Arm Holdings, the England-based chip technology firm owned by SoftBank Group Corp., is collaborating with carmakers General Motors and Toyota to establish common computing systems for self-driving cars. The consortium hopes to accelerate the development of the technology.

Arm Holdings supplies the technology required for the processors found in modern smartphones but does not manufacture chips itself. The firm has had automotive clientele since the late 1990s, when carmakers started using computer chips in cars for functions like engine control and diagnostics.

General Motors has been developing its own "Cruise" autonomous technology for quite a few now.

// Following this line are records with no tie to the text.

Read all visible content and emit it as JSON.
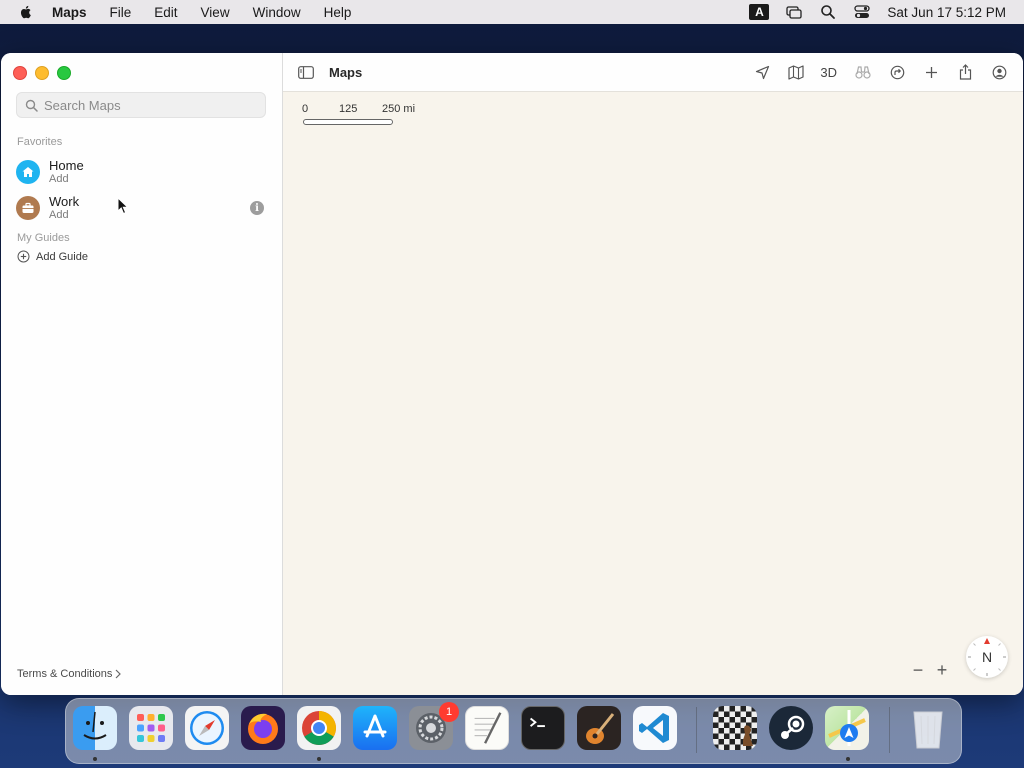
{
  "menubar": {
    "app_name": "Maps",
    "items": [
      "File",
      "Edit",
      "View",
      "Window",
      "Help"
    ],
    "input_source": "A",
    "datetime": "Sat Jun 17  5:12 PM"
  },
  "sidebar": {
    "search_placeholder": "Search Maps",
    "favorites_header": "Favorites",
    "favorites": [
      {
        "title": "Home",
        "subtitle": "Add",
        "icon": "house-icon",
        "color": "#1fb4f0"
      },
      {
        "title": "Work",
        "subtitle": "Add",
        "icon": "briefcase-icon",
        "color": "#b07a4f"
      }
    ],
    "guides_header": "My Guides",
    "add_guide_label": "Add Guide",
    "terms_label": "Terms & Conditions"
  },
  "toolbar": {
    "title": "Maps",
    "three_d_label": "3D"
  },
  "map": {
    "scale_labels": [
      "0",
      "125",
      "250 mi"
    ],
    "compass_label": "N",
    "zoom_out_label": "−",
    "zoom_in_label": "+"
  },
  "dock": {
    "apps": [
      "Finder",
      "Launchpad",
      "Safari",
      "Firefox",
      "Chrome",
      "App Store",
      "System Preferences",
      "TextEdit",
      "Terminal",
      "GarageBand",
      "Visual Studio Code",
      "Chess",
      "Steam",
      "Maps",
      "Trash"
    ],
    "system_prefs_badge": "1"
  }
}
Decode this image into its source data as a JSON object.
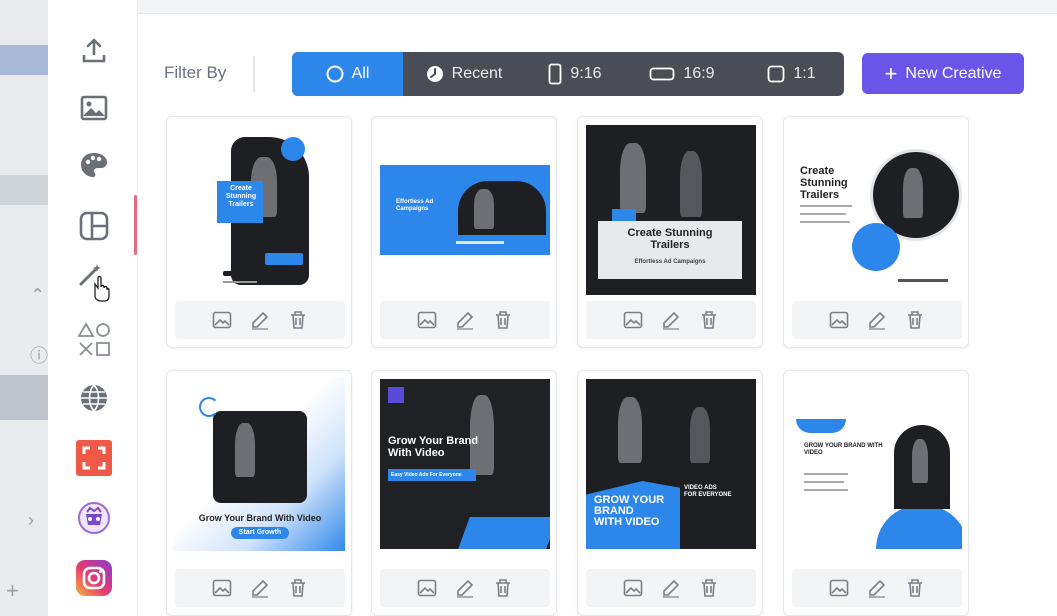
{
  "filter": {
    "label": "Filter By",
    "options": [
      {
        "label": "All",
        "icon": "circle-icon",
        "active": true
      },
      {
        "label": "Recent",
        "icon": "clock-icon",
        "active": false
      },
      {
        "label": "9:16",
        "icon": "portrait-rect-icon",
        "active": false
      },
      {
        "label": "16:9",
        "icon": "landscape-rect-icon",
        "active": false
      },
      {
        "label": "1:1",
        "icon": "square-rect-icon",
        "active": false
      }
    ]
  },
  "new_creative": {
    "label": "New Creative",
    "icon": "plus-icon"
  },
  "rail_icons": [
    "upload-icon",
    "image-icon",
    "palette-icon",
    "layout-icon",
    "magic-wand-icon",
    "shapes-icon",
    "globe-icon",
    "crop-app-icon",
    "badge-app-icon",
    "instagram-icon"
  ],
  "cards": [
    {
      "lines": [
        "Create",
        "Stunning",
        "Trailers"
      ]
    },
    {
      "lines": [
        "Effortless Ad",
        "Campaigns"
      ]
    },
    {
      "lines": [
        "Create Stunning",
        "Trailers",
        "Effortless Ad Campaigns"
      ]
    },
    {
      "lines": [
        "Create",
        "Stunning",
        "Trailers"
      ]
    },
    {
      "lines": [
        "Grow Your Brand With Video",
        "Start Growth"
      ]
    },
    {
      "lines": [
        "Grow Your Brand",
        "With Video",
        "Easy Video Ads For Everyone"
      ]
    },
    {
      "lines": [
        "GROW YOUR",
        "BRAND",
        "WITH VIDEO",
        "VIDEO ADS",
        "FOR EVERYONE"
      ]
    },
    {
      "lines": [
        "GROW YOUR BRAND WITH",
        "VIDEO"
      ]
    }
  ],
  "colors": {
    "accent_blue": "#2d86ea",
    "new_creative": "#6b55e8",
    "filter_bg": "#4a4d55"
  }
}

"I just had the opportunity to ride in four different types of autonomous vehicles. They were great prototype platforms for proving the software, but when I asked to look at the electronics powering these vehicles, it literally was servers in trunks," says Chet Babla, Arm's vice president of automotive. "We've got a long way to go."

Earlier this week, Arm announced it was helping to create Autonomous Vehicle Computing Consortium, or AVCC, with General Motors and Toyota. Bosch, Denso Corp, and Continental AG are also part of the Consortium. Assisting the group are semiconductor companies Nvidia and NXP Semiconductors, both of which embed Arm’s technology into their chips.

Analysts expect the number of chips in newer cars to expand, looking at the increasing partnerships of automakers and technology firms working on autonomous vehicles. The current vehicles are limited in potential by using large, power-intensive chips found in data centres. Unanimously, chip manufacturers and carmakers agree that the power diet and size of the core gear must be shrunk drastically to fit into cars for the public

Chet Babla, Arm’s vice president of automotive, told Reuters in an interview, “”I just came back from trips in the U.S. and China and had the opportunity to ride in four different types of autonomous vehicles. They were great prototype platforms for proving the software, but when I asked to look at the electronics powering these vehicles, it literally was servers in trunks. We’ve got a long way to go.”

Toyota also has progressed on its autonomous ride-sharing plus commercial autonomous vehicles. A new autonomous vehicle standard would create a bigger ecosystem composing of more contenders.

The AVCC will be an independent entity funded by membership fees from the companies that join. Arm officials said its progress and products will be open to non-members. The first task for AVCC is to establish a benchmark computing architecture. Creating such a framework will make it easier for car firms to write software that will work on chips from different vendors. The model is the same as that of Microsoft Corp Widows-based software works on processors from both Intel Corp or AMD Inc.

Massimo Osella, chairman of the board of AVCC, said, “The massive amount of technological innovation required to power fully self-driving vehicles at scale requires collaboration at an industry level.” Osella is a lab group manager for research and development at GM.

Having a unified foundation upon which to build independently designed autonomous cars is sure to benefit the industry. For one, it will speed development of required technology. Uncertainty over the next gold standard of technology will be eliminated, allowing companies to experiment with more freedom. Such  a scenario would push the industry into a truly advanced, autonomous age.